According to this lecture note from a famous university (UIUC) among E, B, L and A except L all others have odd parity. L doesn’t as its made from cross product of two vectors (r and p) which both have odd parity. There are several ways to see why B has odd parity as well. One is to see it as B = curl A. A has odd parity and grad operator has even parity. Check page 5 of the linked note from UIUC.
So except L all others have odd parity. [E, B and A]. Putting the phrase “only” makes the question erroneous. Because e and A pair is right but its not the only ones among the given vectors which has odd parity.
Nuclear and particle physics through Scilab. More…
Finally I am successful in calculating pi value — less than 0.3% error, by using random number generation. Although my computer needs some fixation on its compiler or path definition etc, there are very good online compilers which helps in testing and running c++ codes: try the given link.
Computing the value of pi using std::rand()
Enter number of trials: 10000
Enter number of random (x,y) points per trial: 10
pi = 3.14376 +- 0.00519107
average – exact = 0.00216735
CPU time = 0.004027 secs
Here is the code I found by searching a good deal on the web. Yes I did tinker around but only because my own compiler (Turbo C++ on windows 10, 64 bits) was throwing some exceptions on the included headers.
using namespace std;
double pi_estimate(const unsigned long points) More…

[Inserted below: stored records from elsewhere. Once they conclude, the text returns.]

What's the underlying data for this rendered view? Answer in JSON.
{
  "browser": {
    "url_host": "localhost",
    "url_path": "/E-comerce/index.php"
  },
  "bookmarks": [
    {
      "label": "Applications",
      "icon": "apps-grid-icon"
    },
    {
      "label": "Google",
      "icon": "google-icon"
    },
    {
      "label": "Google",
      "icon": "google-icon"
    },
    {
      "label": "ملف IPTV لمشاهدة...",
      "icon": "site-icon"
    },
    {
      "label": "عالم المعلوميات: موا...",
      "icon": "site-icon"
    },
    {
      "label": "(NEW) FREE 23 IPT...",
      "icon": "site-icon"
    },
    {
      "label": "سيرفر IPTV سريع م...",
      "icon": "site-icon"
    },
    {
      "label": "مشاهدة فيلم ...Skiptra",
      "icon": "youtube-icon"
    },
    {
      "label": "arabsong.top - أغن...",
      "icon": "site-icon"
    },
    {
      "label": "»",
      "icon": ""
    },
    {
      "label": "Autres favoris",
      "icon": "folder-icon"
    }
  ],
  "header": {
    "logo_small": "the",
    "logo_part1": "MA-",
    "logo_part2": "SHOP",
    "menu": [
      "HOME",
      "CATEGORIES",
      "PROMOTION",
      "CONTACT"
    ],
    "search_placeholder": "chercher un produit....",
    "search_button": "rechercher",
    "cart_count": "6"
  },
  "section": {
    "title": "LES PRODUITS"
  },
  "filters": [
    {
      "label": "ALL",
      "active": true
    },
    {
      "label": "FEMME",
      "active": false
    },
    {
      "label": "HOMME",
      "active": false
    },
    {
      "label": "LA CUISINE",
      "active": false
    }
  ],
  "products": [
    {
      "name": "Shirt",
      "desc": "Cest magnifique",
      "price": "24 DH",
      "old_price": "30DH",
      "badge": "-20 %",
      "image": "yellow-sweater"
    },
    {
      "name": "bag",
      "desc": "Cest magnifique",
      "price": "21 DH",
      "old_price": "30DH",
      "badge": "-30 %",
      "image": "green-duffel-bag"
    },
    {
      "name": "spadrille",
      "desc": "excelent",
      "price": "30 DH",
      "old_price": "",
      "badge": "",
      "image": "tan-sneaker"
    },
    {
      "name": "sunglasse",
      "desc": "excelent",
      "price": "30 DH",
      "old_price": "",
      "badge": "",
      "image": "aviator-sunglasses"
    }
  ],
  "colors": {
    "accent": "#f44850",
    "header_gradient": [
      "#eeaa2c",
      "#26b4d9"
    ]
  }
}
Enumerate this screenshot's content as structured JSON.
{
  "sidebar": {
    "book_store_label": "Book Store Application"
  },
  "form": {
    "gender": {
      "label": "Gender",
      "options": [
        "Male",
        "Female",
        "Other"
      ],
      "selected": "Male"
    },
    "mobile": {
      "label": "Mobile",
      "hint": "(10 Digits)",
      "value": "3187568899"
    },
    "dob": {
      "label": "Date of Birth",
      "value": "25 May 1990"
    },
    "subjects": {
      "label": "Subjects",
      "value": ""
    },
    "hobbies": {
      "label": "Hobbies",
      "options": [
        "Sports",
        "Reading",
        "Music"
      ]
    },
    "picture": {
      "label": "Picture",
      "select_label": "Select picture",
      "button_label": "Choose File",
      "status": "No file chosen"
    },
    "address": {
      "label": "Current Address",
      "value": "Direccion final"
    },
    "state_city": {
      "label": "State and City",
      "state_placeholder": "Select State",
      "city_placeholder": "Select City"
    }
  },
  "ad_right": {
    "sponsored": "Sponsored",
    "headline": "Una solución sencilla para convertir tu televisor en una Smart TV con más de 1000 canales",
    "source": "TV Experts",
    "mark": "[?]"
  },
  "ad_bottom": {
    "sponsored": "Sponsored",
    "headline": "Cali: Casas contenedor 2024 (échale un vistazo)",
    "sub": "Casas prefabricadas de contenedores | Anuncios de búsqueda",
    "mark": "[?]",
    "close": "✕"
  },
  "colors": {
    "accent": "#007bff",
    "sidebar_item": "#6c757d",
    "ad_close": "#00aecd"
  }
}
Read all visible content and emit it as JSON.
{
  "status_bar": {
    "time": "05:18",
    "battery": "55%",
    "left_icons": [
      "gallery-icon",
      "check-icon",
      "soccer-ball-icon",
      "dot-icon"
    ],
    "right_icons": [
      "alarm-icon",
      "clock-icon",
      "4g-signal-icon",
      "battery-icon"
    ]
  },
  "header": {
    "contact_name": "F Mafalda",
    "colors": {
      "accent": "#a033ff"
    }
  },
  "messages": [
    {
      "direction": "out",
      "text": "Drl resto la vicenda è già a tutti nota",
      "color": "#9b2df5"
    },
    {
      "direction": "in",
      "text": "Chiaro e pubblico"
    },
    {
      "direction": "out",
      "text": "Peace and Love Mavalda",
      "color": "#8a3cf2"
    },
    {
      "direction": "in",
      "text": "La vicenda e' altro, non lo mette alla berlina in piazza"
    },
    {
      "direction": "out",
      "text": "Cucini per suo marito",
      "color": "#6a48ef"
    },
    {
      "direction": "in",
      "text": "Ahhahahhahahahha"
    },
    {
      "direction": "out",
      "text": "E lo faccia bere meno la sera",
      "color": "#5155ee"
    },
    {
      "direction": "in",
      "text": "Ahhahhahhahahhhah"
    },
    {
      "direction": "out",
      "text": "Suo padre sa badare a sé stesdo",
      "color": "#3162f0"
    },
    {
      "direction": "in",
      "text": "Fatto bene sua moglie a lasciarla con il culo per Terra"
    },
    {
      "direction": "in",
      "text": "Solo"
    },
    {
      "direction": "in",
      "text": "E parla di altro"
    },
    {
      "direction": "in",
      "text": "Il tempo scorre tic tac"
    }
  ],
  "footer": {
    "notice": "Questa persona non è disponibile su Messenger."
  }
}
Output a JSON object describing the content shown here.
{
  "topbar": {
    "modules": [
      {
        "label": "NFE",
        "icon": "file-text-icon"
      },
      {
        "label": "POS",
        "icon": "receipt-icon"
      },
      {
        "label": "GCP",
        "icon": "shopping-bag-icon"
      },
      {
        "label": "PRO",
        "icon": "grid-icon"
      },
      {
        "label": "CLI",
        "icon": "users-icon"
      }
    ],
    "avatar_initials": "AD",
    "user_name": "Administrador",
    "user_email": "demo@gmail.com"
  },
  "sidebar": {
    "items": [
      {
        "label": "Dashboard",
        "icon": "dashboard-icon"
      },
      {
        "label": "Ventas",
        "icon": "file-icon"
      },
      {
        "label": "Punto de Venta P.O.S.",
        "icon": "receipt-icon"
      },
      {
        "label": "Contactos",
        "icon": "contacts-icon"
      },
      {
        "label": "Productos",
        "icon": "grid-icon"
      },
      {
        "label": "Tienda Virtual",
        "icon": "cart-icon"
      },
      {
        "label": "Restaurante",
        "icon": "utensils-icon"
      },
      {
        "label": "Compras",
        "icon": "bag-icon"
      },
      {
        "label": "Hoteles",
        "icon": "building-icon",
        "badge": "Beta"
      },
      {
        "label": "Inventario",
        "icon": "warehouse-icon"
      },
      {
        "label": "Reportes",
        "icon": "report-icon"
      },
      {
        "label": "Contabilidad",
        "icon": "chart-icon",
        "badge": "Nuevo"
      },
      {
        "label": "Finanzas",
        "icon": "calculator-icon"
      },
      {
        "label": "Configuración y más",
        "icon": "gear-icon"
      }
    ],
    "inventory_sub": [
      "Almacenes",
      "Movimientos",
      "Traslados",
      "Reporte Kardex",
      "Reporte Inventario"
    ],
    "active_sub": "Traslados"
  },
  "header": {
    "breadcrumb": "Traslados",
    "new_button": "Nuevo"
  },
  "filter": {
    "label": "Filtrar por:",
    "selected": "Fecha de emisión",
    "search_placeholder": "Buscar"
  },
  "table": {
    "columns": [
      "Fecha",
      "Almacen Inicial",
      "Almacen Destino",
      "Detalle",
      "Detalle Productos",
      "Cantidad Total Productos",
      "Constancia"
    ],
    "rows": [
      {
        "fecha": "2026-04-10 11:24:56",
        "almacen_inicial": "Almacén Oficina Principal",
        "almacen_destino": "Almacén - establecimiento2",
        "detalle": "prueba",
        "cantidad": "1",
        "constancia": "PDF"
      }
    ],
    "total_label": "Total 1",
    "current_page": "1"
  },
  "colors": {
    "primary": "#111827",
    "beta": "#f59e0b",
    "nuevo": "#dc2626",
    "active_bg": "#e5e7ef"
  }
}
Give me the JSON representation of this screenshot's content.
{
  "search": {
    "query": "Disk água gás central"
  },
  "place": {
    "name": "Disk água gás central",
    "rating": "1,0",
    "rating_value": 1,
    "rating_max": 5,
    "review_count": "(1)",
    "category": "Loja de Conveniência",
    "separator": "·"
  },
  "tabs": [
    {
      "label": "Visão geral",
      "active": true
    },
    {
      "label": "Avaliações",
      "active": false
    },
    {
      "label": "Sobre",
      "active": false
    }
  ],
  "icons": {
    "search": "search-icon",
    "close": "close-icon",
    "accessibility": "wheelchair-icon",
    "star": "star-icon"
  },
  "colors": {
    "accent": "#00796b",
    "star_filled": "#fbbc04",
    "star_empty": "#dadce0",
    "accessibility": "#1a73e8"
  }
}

Are younger generations opposed to Capitalism? This is a guest post by Sabuj, who writes with much clarity on Quora and I thought this is interesting enough to be shared on this website. He also writes voluminously about various issues of his interest. Since he is very young, it throws a particularly refreshing view into limelight and I would urge you to read this and comment and importantly share this if you liked this. I also invite anyone interested to make a wider audience of his/her interests in creative writing connected to academics (such as science, philosophy, history and sociology in regards to science, cutting edge research and conceptual innovations etc but this is not to say this is the end of the list) can send me a link of his/her article or email me the write up to firstname.lastname@example.org. I would be glad to publish it here if its devoid of any basic concerns and encourage you to suggest a good writer of science, sociology, philosophy etc to contact me, who wants to write here occasionally or regularly. This is not a paycheck generator so you may as well get an unhindered interface to the wider world. (No its not a commercial website as of this moment or any closely seen future ) Its sole aim is to bring the new and fresh to the widows of the inspired world.
Here is Sabuj’s Article. I hope you all enjoy it.
Let me answer this as someone from the “younger generation”. To begin with, your assumption is incorrect. Today’s generation is not completely against capitalism – at least not against the spirit that an individual should be able to benefit economically in exchange of and in proportion to his/her services to the world. We couldn’t even dream of the revolution in information technology and software engineering without capitalism. I am sure your friends do use the products and services which are the outcome of capitalism for the ease of their lives, even though they may be critics of capitalism itself. More…